Apple could be planning considerable changes to the way it handles warranties on its devices, according to a new report.
The iPhone, iPad and Mac maker is said to be planning a revamp of its basic AppleCare warranty service to become a subscription that will cover all the Apple devices a user owns. AppleCare currently has to be purchased on a per-gadget basis. According to AppleInsider the company held a meeting about the changes on Thursday and plans to roll them out this fall.
The report also claims that Apple is working on some behind-the-scenes changes to the way it services iPhones in its stores, with plans in place to repair the same device that's brought in for repair if possible. That's as opposed to the current system, which frequently involves replacing the device entirely and requires a user to put their data back on it manually.
CNET has contacted Apple and will update this post when we know more.
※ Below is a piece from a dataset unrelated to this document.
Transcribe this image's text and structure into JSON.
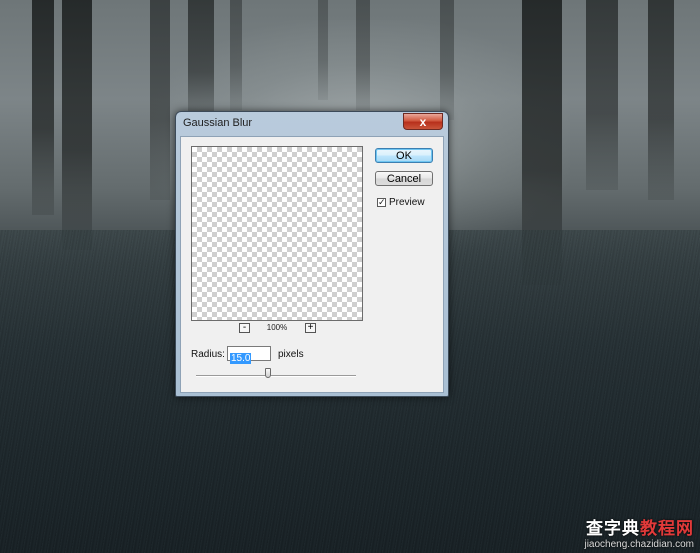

The changes would come on the heels of criticism and regulatory issues with Apple's warranty services abroad. Apple recently made considerable changes to its warranty and replacement services in China, following staunch criticism from state-run media groups -- a move that included an apology from CEO Tim Cook.
Before that, Apple came under fire from the European Commission for what the group considered "unacceptable" businesses practices by not clearly indicating with its warranty products that customers were covered for the extra protection by local laws.
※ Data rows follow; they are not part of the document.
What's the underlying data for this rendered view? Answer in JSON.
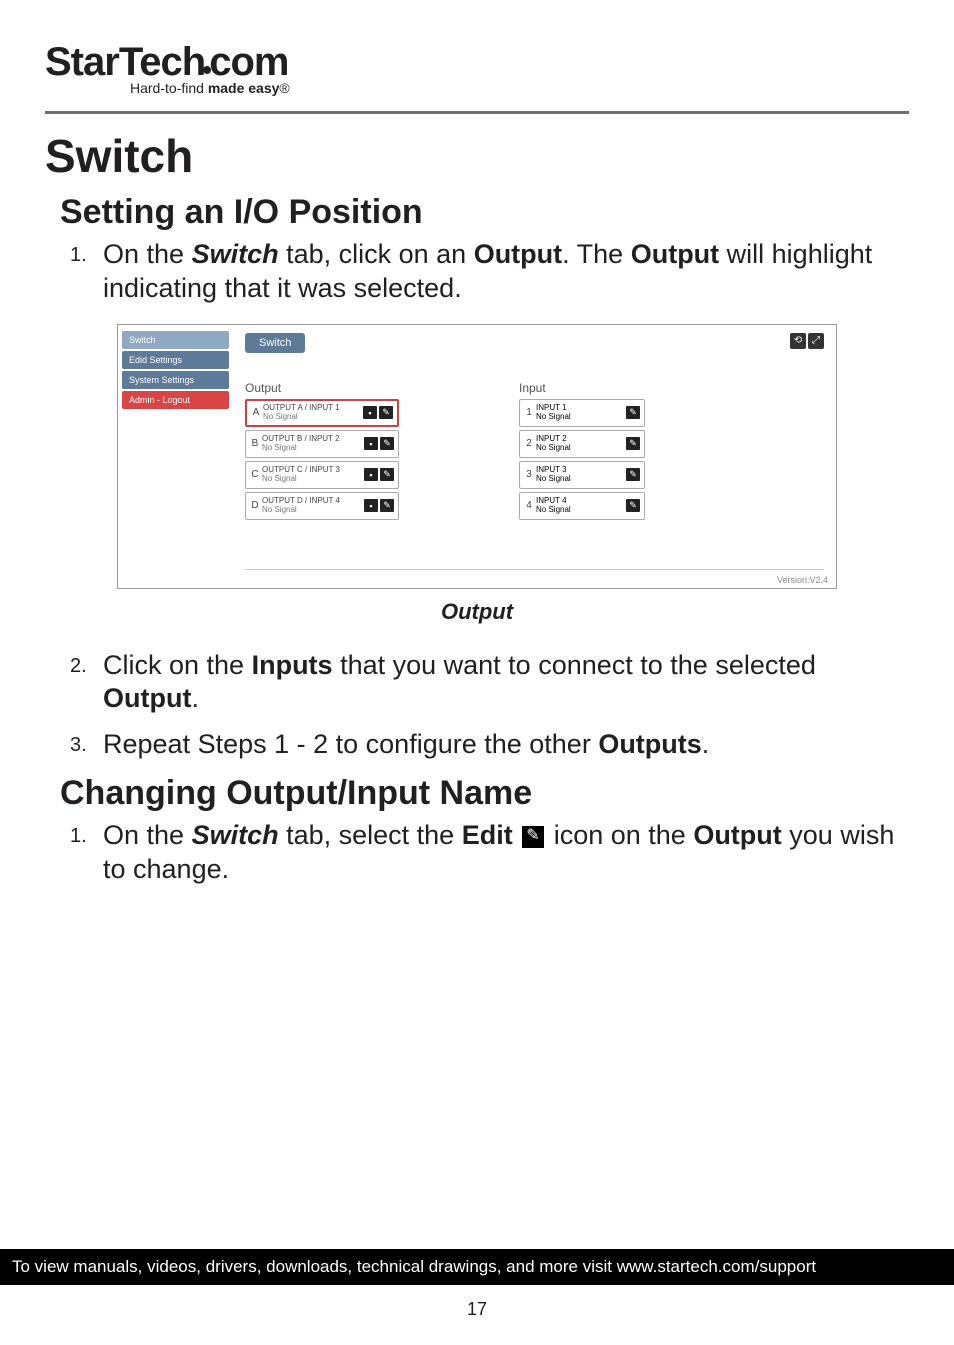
{
  "logo": {
    "text_part1": "StarTech",
    "text_part2": "com",
    "tagline_prefix": "Hard-to-find ",
    "tagline_bold": "made easy",
    "tagline_suffix": "®"
  },
  "title": "Switch",
  "section1": {
    "heading": "Setting an I/O Position",
    "step1_prefix": "On the ",
    "step1_switch": "Switch",
    "step1_mid": " tab, click on an ",
    "step1_output": "Output",
    "step1_mid2": ". The ",
    "step1_output2": "Output",
    "step1_suffix": " will highlight indicating that it was selected."
  },
  "screenshot": {
    "sidebar": {
      "items": [
        "Switch",
        "Edid Settings",
        "System Settings",
        "Admin - Logout"
      ]
    },
    "pill": "Switch",
    "output_header": "Output",
    "input_header": "Input",
    "outputs": [
      {
        "letter": "A",
        "line1": "OUTPUT A   /   INPUT 1",
        "line2": "No Signal",
        "selected": true
      },
      {
        "letter": "B",
        "line1": "OUTPUT B   /   INPUT 2",
        "line2": "No Signal",
        "selected": false
      },
      {
        "letter": "C",
        "line1": "OUTPUT C   /   INPUT 3",
        "line2": "No Signal",
        "selected": false
      },
      {
        "letter": "D",
        "line1": "OUTPUT D   /   INPUT 4",
        "line2": "No Signal",
        "selected": false
      }
    ],
    "inputs": [
      {
        "num": "1",
        "line1": "INPUT 1",
        "line2": "No Signal"
      },
      {
        "num": "2",
        "line1": "INPUT 2",
        "line2": "No Signal"
      },
      {
        "num": "3",
        "line1": "INPUT 3",
        "line2": "No Signal"
      },
      {
        "num": "4",
        "line1": "INPUT 4",
        "line2": "No Signal"
      }
    ],
    "version": "Version:V2.4"
  },
  "caption": "Output",
  "step2_prefix": "Click on the ",
  "step2_inputs": "Inputs",
  "step2_mid": " that you want to connect to the selected ",
  "step2_output": "Output",
  "step2_suffix": ".",
  "step3_prefix": "Repeat Steps 1 - 2 to configure the other ",
  "step3_outputs": "Outputs",
  "step3_suffix": ".",
  "section2": {
    "heading": "Changing Output/Input Name",
    "step1_prefix": "On the ",
    "step1_switch": "Switch",
    "step1_mid": " tab, select the ",
    "step1_edit": "Edit",
    "step1_mid2": " icon on the ",
    "step1_output": "Output",
    "step1_suffix": " you wish to change."
  },
  "footer": "To view manuals, videos, drivers, downloads, technical drawings, and more visit www.startech.com/support",
  "page_number": "17"
}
The AppleCare service, which runs anywhere from $29 to $349 depending on what Apple product you're buying, has long been one of Apple's main differentiators from its competitors. The company's add-on warranty service gives users a way to have their gadgets repaired by phone and in the company's retail stores. Apple extended that service in 2011 to include coverage for accidental damage with its AppleCare+ service.